The U.S. Senate is preparing to take a major step to abandon all
pretense that U.S. nuclear forces exist only to deter war. An amendment
to the pending Defense Authorization Act for 2001 would lead to the
development of a new nuclear weapon designed expressly for fighting.
The new weapon is to be a low-yield device with earth penetration
capability, intended to destroy deeply buried bunkers. Paul Robinson,
director of Sandia National Laboratories in Albuquerque, N.M., which
would build the device, is a strong advocate of it. Robinson apparently
favors a new, low-yield device because U.S. leaders presumably would be
more ready to employ smaller weapons than to use the larger city- and
silo-busting high-yield weapons in our current arsenal. He considers
large weapons "self-deterring."
This thinking is an eerie throwback to the days of the Cold War, when
weapon designers provided the U.S. military with an array of explosives
to "prevail" in a survivable limited nuclear war. Among the 70,000 U.S.
nuclear weapons produced during the Cold War were suitcase bombs, neutron
bombs, torpedoes, depth charges, artillery shells, air-to-air missiles
and anti-tank rockets. The laboratories were like nuclear ice cream
factories, churning out the flavor of the day to meet the latest craving
of the customers.
Not only is the Senate's action a throwback to those unlamented days
of preparing to prevail in nuclear war, but it also is a flagrant
repudiation of a solemn pledge the United States made in May at the
Nonproliferation Treaty Review Conference in New York. We joined with
Britain, France, China and Russia in a commitment to accomplish the total
elimination of nuclear arsenals, leading to nuclear disarmament.
Nothing could be more contrary to that commitment than a congressional

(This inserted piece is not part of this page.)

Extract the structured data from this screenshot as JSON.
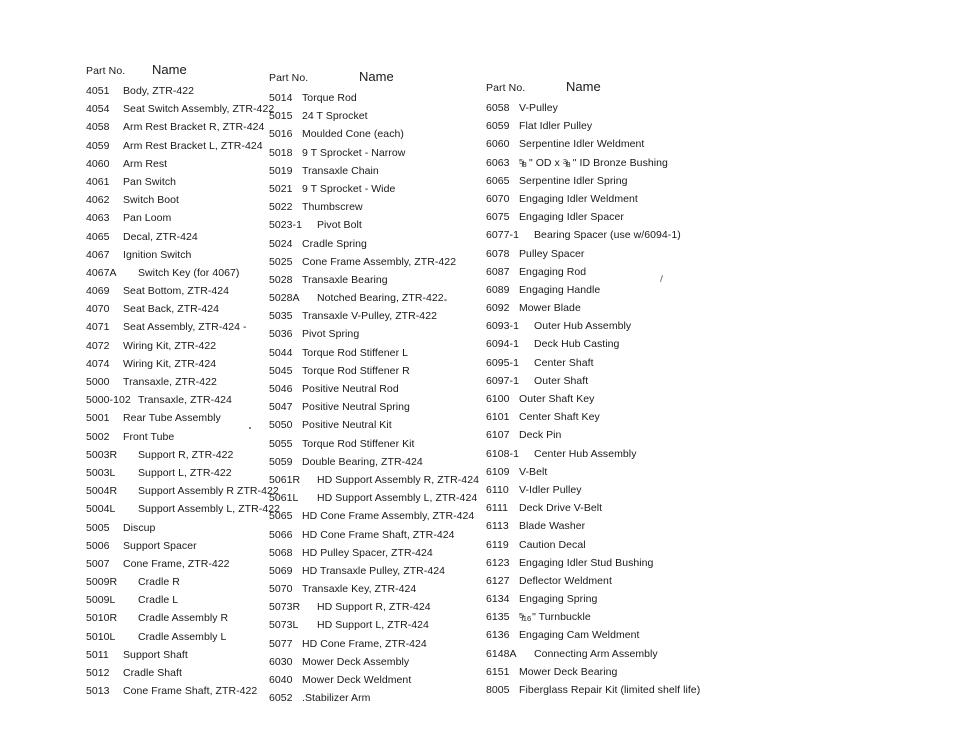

order to develop a new, more usable nuclear weapon. Regrettably, this
action is merely one more blatant signal that the United States is
determined to pursue nuclear dominance indefinitely through enhanced
readiness to fight a nuclear war. Additional preparations include the
decision to resume production of tritium and plutonium pits for
thermonuclear weapons, continued subcritical explosive testing in Nevada
and rejection of Russian proposals to reduce nuclear numbers 75% below
START II levels. The thinking behind all of this was revealed by
then-Deputy Defense Secretary John Hamre when he said in March: "Nuclear
weapons are still the foundation of a superpower . . . and that will
All of these actions are supportive of President Clinton's signing in
1997 of a directive whose overarching principle was that nuclear weapons
would remain the cornerstone of U.S. security indefinitely. Far from
emphasizing deterrence, the document reasserted the need for all three
arms of the U.S. triad of nuclear forces--intercontinental ballistic
missiles, sea-launched ballistic missiles and long-range strategic
bombers. It declared the U.S. right to make first use of nuclear weapons
and to target not only Russia and China but also any prospective nuclear
states that might threaten U.S. interests in the future.
Authoritative sources subsequently have revealed that the U.S. has
expanded the list of worldwide targets planned for destruction under the
new doctrine. In short, with plans for new nuclear weapons, Congress is
joining the White House in putting into place all of the elements of a
war-fighting strategy. There is no way a deterrent strategy can justify
or rationalize developing new nuclear weapons to make them more usable
for fighting purposes. This is the ultimate antithesis of deterrence and
a total abrogation of the legal and moral obligation of the U.S. to work
for the elimination of all nuclear weapons.